Data records for software interfaces

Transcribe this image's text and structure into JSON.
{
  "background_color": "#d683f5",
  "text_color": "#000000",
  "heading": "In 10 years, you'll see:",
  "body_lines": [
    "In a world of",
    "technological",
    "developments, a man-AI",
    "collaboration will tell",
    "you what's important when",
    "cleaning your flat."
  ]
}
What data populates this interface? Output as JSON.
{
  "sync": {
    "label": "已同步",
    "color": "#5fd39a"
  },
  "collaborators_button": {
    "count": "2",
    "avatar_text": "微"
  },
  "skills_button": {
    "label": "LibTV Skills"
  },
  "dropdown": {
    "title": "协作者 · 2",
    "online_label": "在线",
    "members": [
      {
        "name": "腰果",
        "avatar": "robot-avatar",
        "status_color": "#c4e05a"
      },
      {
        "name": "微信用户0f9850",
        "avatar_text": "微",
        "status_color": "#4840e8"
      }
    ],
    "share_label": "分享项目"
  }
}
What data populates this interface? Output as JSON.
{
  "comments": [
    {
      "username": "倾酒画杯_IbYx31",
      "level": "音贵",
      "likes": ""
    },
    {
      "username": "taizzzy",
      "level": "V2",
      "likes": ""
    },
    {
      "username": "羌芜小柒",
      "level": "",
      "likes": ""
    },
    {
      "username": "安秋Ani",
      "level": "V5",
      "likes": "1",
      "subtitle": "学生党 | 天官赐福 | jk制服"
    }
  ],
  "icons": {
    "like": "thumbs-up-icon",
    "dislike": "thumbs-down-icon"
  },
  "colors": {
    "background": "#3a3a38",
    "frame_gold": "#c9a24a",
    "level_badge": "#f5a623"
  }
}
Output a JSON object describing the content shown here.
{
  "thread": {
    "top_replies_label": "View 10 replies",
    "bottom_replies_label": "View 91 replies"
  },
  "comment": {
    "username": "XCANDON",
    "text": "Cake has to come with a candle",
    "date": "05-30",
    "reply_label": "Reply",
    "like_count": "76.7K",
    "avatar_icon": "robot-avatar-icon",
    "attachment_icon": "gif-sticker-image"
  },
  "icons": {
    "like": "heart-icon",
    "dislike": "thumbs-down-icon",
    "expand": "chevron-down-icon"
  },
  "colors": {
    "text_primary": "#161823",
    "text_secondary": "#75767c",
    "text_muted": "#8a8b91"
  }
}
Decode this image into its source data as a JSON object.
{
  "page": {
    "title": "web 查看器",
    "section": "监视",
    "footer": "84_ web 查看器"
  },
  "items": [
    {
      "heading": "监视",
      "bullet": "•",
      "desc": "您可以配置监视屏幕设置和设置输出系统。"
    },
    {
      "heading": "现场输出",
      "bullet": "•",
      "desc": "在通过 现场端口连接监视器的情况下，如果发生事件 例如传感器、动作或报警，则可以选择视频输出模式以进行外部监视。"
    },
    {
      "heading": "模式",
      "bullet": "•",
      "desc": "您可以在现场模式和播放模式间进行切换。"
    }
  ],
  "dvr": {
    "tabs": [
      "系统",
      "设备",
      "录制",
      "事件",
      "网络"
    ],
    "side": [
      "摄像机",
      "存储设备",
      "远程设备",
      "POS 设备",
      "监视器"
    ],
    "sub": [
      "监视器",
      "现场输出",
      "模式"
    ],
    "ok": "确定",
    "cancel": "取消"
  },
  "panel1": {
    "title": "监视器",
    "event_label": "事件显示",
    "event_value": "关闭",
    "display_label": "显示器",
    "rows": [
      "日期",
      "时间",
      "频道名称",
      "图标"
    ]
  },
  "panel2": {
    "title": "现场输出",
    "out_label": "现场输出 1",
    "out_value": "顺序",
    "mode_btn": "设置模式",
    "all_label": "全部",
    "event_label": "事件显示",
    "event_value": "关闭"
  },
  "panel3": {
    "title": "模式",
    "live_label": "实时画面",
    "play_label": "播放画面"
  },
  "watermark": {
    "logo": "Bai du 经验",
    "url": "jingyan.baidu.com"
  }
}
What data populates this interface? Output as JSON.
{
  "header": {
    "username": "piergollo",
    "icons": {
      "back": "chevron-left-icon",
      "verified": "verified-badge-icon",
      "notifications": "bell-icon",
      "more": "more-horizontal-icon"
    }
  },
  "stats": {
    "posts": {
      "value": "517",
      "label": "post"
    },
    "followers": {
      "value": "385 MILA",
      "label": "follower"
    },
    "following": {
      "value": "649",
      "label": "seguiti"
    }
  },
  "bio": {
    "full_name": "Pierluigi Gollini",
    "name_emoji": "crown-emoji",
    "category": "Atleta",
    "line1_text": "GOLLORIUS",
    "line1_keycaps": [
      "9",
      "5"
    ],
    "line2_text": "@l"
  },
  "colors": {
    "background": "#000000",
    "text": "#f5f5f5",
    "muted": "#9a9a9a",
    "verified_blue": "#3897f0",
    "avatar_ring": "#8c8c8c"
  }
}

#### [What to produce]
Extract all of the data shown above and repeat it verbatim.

#### [Output for this task]
Transcribe this image's text and structure into JSON.
{
  "background_color": "#d683f5",
  "text_color": "#000000",
  "heading": "In 10 years, you'll see:",
  "body_lines": [
    "In a world of",
    "technological",
    "developments, a man-AI",
    "collaboration will tell",
    "you what's important when",
    "cleaning your flat."
  ]
}
What data populates this interface? Output as JSON.
{
  "sync": {
    "label": "已同步",
    "color": "#5fd39a"
  },
  "collaborators_button": {
    "count": "2",
    "avatar_text": "微"
  },
  "skills_button": {
    "label": "LibTV Skills"
  },
  "dropdown": {
    "title": "协作者 · 2",
    "online_label": "在线",
    "members": [
      {
        "name": "腰果",
        "avatar": "robot-avatar",
        "status_color": "#c4e05a"
      },
      {
        "name": "微信用户0f9850",
        "avatar_text": "微",
        "status_color": "#4840e8"
      }
    ],
    "share_label": "分享项目"
  }
}
What data populates this interface? Output as JSON.
{
  "comments": [
    {
      "username": "倾酒画杯_IbYx31",
      "level": "音贵",
      "likes": ""
    },
    {
      "username": "taizzzy",
      "level": "V2",
      "likes": ""
    },
    {
      "username": "羌芜小柒",
      "level": "",
      "likes": ""
    },
    {
      "username": "安秋Ani",
      "level": "V5",
      "likes": "1",
      "subtitle": "学生党 | 天官赐福 | jk制服"
    }
  ],
  "icons": {
    "like": "thumbs-up-icon",
    "dislike": "thumbs-down-icon"
  },
  "colors": {
    "background": "#3a3a38",
    "frame_gold": "#c9a24a",
    "level_badge": "#f5a623"
  }
}
Output a JSON object describing the content shown here.
{
  "thread": {
    "top_replies_label": "View 10 replies",
    "bottom_replies_label": "View 91 replies"
  },
  "comment": {
    "username": "XCANDON",
    "text": "Cake has to come with a candle",
    "date": "05-30",
    "reply_label": "Reply",
    "like_count": "76.7K",
    "avatar_icon": "robot-avatar-icon",
    "attachment_icon": "gif-sticker-image"
  },
  "icons": {
    "like": "heart-icon",
    "dislike": "thumbs-down-icon",
    "expand": "chevron-down-icon"
  },
  "colors": {
    "text_primary": "#161823",
    "text_secondary": "#75767c",
    "text_muted": "#8a8b91"
  }
}
Decode this image into its source data as a JSON object.
{
  "page": {
    "title": "web 查看器",
    "section": "监视",
    "footer": "84_ web 查看器"
  },
  "items": [
    {
      "heading": "监视",
      "bullet": "•",
      "desc": "您可以配置监视屏幕设置和设置输出系统。"
    },
    {
      "heading": "现场输出",
      "bullet": "•",
      "desc": "在通过 现场端口连接监视器的情况下，如果发生事件 例如传感器、动作或报警，则可以选择视频输出模式以进行外部监视。"
    },
    {
      "heading": "模式",
      "bullet": "•",
      "desc": "您可以在现场模式和播放模式间进行切换。"
    }
  ],
  "dvr": {
    "tabs": [
      "系统",
      "设备",
      "录制",
      "事件",
      "网络"
    ],
    "side": [
      "摄像机",
      "存储设备",
      "远程设备",
      "POS 设备",
      "监视器"
    ],
    "sub": [
      "监视器",
      "现场输出",
      "模式"
    ],
    "ok": "确定",
    "cancel": "取消"
  },
  "panel1": {
    "title": "监视器",
    "event_label": "事件显示",
    "event_value": "关闭",
    "display_label": "显示器",
    "rows": [
      "日期",
      "时间",
      "频道名称",
      "图标"
    ]
  },
  "panel2": {
    "title": "现场输出",
    "out_label": "现场输出 1",
    "out_value": "顺序",
    "mode_btn": "设置模式",
    "all_label": "全部",
    "event_label": "事件显示",
    "event_value": "关闭"
  },
  "panel3": {
    "title": "模式",
    "live_label": "实时画面",
    "play_label": "播放画面"
  },
  "watermark": {
    "logo": "Bai du 经验",
    "url": "jingyan.baidu.com"
  }
}
What data populates this interface? Output as JSON.
{
  "header": {
    "username": "piergollo",
    "icons": {
      "back": "chevron-left-icon",
      "verified": "verified-badge-icon",
      "notifications": "bell-icon",
      "more": "more-horizontal-icon"
    }
  },
  "stats": {
    "posts": {
      "value": "517",
      "label": "post"
    },
    "followers": {
      "value": "385 MILA",
      "label": "follower"
    },
    "following": {
      "value": "649",
      "label": "seguiti"
    }
  },
  "bio": {
    "full_name": "Pierluigi Gollini",
    "name_emoji": "crown-emoji",
    "category": "Atleta",
    "line1_text": "GOLLORIUS",
    "line1_keycaps": [
      "9",
      "5"
    ],
    "line2_text": "@l"
  },
  "colors": {
    "background": "#000000",
    "text": "#f5f5f5",
    "muted": "#9a9a9a",
    "verified_blue": "#3897f0",
    "avatar_ring": "#8c8c8c"
  }
}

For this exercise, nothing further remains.